Child support is the amount of money that a court tells a parent to pay every month. This money is to help pay for the children’s living expenses.
ON THIS PAGE
- Child support basics
- How the court calculates support
- How to get or change a child support order
- How to respond if you got (were served) papers asking for a child support order
- Where to get free help
Child support basics
By law, both parents must support their children
Parents must share the financial responsibility for raising their children. Sometimes parents can agree on how to share this responsibility without going to court. If you and the other parent can’t agree, you can ask the court for a child support order.
Child support is the amount of money that a court tells a parent to pay every month. This money is to help pay for the children’s living expenses. Usually, child support is paid to the person primarily caring for the children. But, there may be exceptions based on how much each parent earns.
A child support order will say how the parents share the financial responsibility. It can also require an employer to deduct the support directly from a paycheck.
The duty to pay support typically ends when a child turns 18 and graduates high school
If they’re still in high school full-time and cannot support themselves, the duty ends when they graduate or turn 19, whichever happens first.
The duty also ends when a child gets married, enters a domestic partnership, joins the military, is emancipated, or dies.
The duty can continue after a child turns 18 (or 19) if the child is disabled and can’t support themselves or if the parents agree for support to continue.
How the court calculates child support
Courts use the California “guideline”
The guideline looks at:
- How much money each parent makes
How they file taxes
How much time they spend with the children
There is a free online child support calculator that figures out how much support a parent needs to pay.
How to get or change a child support order
If you need an order and don't already have one

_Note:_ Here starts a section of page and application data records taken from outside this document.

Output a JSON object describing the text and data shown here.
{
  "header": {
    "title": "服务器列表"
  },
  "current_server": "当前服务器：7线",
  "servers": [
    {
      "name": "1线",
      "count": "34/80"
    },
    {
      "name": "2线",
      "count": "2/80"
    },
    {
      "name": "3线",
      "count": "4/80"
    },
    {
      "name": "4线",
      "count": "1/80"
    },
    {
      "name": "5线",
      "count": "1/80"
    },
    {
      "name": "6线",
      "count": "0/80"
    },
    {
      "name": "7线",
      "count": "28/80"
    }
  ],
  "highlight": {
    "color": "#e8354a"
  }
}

What you need to file and the steps you need to take depend on whether you already have a family law case in California (like a divorce or parentage case) involving the child. If you don't, you need to start one. If you do already have a case, you can file papers in that case asking a judge to decide support or to make an agreement between you and the other parent an order.
The steps you take and the forms you need will also be different if you want the Local Child Support Agency (LCSA) to be part of your case, or if they already are. The LCSA, sometimes called the Department of Child Support, helps to make sure that children get enough support.
If you have an order and need to change it
You can ask the judge to change support if things changed since the last order, like:
You are now making less money
The other parent is now making more money
You are now spending more time with your children
If you and the other parent don't agree about the change, you can file a Request for Order (form FL-300) to ask to change the order. If you and the other parent agree on the change, you can turn in a written agreement for the judge to sign.
If you have an LCSA child support case (a government child support case), there are different instructions to ask to change the order. They will also need to approve any agreement to change support.
How you get help or change your child support order is different if the local child support agency (LCSA) is involved in your case.
The LCSA will be part of your case if one of the parents:
- Is getting money from the government for your children, or
- Asks for their help
One way to tell if the LCSA is involved in your case is if the County is listed as one of the parties. For example County of San Diego v. John Doe
If you aren’t sure if the LCSA is involved, call the Child Support Customer Connect line to find out: 866-901-3212.
If your duty to pay support ended (for example, your child turned 18 and graduated high school), you can stop support payments from being taken from your paycheck.
If you need to change the order, don't wait
A judge can only change the support amount as far back as the day you filed papers asking for a change. The judge can’t make any changes to the amount before that day.
EXAMPLE: What happens if you waiT
- You lost your job on March 1
- You file a request with the court on July 1
By law, the judge can only change how much you owe starting July 1. The judge can’t change what you owed in March – June, even though you lost your job in March.
How to respond if you got (were served) papers asking for a child support order
Your options to respond, the forms you use to respond, and any deadlines you need to meet depend on which forms you were given. The forms should have a form number in the upper right or left-hand corner. Get step-by-step instructions to respond to:
- Form FL-300, FL-680 or 683, or DV-100. These forms mean you have a court date. A judge may make a decision about child support at that court date.
- Form FL-100, Form FL-200, Form FL-260, or Form FL-600. These are forms that start a family law case, like a divorce. You generally have 30 days to file a response to these.
If you do not respond, a judge may make a child support order without your input.
Where to get free help
The Local Child Support Agency
The Local Child Support Agency (LCSA) makes sure the children get enough support. In some counties, their name is the Department of Child Support Services.
They may become involved in your case if either:
You or your child’s other parent receives cash aid for the children
One of you asked for their help
A lawyer from their agency will go to court for any hearings you have about child support. The LCSA is not the attorney for either parent.
If they are part of your case, they:
Can help you and the other parent reach an agreement
Must approve any agreement you make with your child’s other parent
Can also help either parent change the child support order in court if there has been a change
Will be in charge of collecting child support
Free help is available in every county
The Family Law Facilitator in your county:
Can give you information
Help you calculate guideline child support
Help you fill out forms
Tell you about the court process